== TASK INPUTS ==
'''

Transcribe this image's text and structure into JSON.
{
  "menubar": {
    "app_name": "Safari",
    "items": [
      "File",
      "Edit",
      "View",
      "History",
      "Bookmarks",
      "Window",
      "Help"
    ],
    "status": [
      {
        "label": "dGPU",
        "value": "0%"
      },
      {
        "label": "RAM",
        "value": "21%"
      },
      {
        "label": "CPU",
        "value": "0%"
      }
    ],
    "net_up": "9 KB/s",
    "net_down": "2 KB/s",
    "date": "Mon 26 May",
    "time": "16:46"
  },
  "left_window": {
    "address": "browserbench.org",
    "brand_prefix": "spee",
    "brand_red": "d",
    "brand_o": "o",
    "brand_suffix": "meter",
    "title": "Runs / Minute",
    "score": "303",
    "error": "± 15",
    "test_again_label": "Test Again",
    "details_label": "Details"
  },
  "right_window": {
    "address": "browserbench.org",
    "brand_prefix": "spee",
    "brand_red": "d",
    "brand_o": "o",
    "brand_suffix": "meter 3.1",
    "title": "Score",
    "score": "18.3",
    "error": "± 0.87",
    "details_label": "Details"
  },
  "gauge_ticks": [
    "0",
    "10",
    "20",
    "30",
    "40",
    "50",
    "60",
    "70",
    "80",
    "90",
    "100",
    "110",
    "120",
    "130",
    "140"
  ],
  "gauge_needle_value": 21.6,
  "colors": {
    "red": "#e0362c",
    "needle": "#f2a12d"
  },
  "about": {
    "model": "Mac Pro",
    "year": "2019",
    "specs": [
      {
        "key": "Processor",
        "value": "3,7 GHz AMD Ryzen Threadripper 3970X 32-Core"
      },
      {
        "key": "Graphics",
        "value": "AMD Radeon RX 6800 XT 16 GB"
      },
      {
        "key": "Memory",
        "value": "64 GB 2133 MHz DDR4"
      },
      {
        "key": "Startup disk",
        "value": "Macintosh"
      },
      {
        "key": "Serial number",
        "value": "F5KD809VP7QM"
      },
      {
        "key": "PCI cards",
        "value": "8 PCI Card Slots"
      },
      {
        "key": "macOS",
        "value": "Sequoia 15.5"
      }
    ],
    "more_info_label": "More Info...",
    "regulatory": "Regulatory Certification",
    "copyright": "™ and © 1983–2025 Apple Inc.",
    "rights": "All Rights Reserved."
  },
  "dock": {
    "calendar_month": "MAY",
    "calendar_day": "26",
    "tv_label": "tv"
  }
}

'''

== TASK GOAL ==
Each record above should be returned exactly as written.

== EXERCISE SOLUTION ==
Transcribe this image's text and structure into JSON.
{
  "menubar": {
    "app_name": "Safari",
    "items": [
      "File",
      "Edit",
      "View",
      "History",
      "Bookmarks",
      "Window",
      "Help"
    ],
    "status": [
      {
        "label": "dGPU",
        "value": "0%"
      },
      {
        "label": "RAM",
        "value": "21%"
      },
      {
        "label": "CPU",
        "value": "0%"
      }
    ],
    "net_up": "9 KB/s",
    "net_down": "2 KB/s",
    "date": "Mon 26 May",
    "time": "16:46"
  },
  "left_window": {
    "address": "browserbench.org",
    "brand_prefix": "spee",
    "brand_red": "d",
    "brand_o": "o",
    "brand_suffix": "meter",
    "title": "Runs / Minute",
    "score": "303",
    "error": "± 15",
    "test_again_label": "Test Again",
    "details_label": "Details"
  },
  "right_window": {
    "address": "browserbench.org",
    "brand_prefix": "spee",
    "brand_red": "d",
    "brand_o": "o",
    "brand_suffix": "meter 3.1",
    "title": "Score",
    "score": "18.3",
    "error": "± 0.87",
    "details_label": "Details"
  },
  "gauge_ticks": [
    "0",
    "10",
    "20",
    "30",
    "40",
    "50",
    "60",
    "70",
    "80",
    "90",
    "100",
    "110",
    "120",
    "130",
    "140"
  ],
  "gauge_needle_value": 21.6,
  "colors": {
    "red": "#e0362c",
    "needle": "#f2a12d"
  },
  "about": {
    "model": "Mac Pro",
    "year": "2019",
    "specs": [
      {
        "key": "Processor",
        "value": "3,7 GHz AMD Ryzen Threadripper 3970X 32-Core"
      },
      {
        "key": "Graphics",
        "value": "AMD Radeon RX 6800 XT 16 GB"
      },
      {
        "key": "Memory",
        "value": "64 GB 2133 MHz DDR4"
      },
      {
        "key": "Startup disk",
        "value": "Macintosh"
      },
      {
        "key": "Serial number",
        "value": "F5KD809VP7QM"
      },
      {
        "key": "PCI cards",
        "value": "8 PCI Card Slots"
      },
      {
        "key": "macOS",
        "value": "Sequoia 15.5"
      }
    ],
    "more_info_label": "More Info...",
    "regulatory": "Regulatory Certification",
    "copyright": "™ and © 1983–2025 Apple Inc.",
    "rights": "All Rights Reserved."
  },
  "dock": {
    "calendar_month": "MAY",
    "calendar_day": "26",
    "tv_label": "tv"
  }
}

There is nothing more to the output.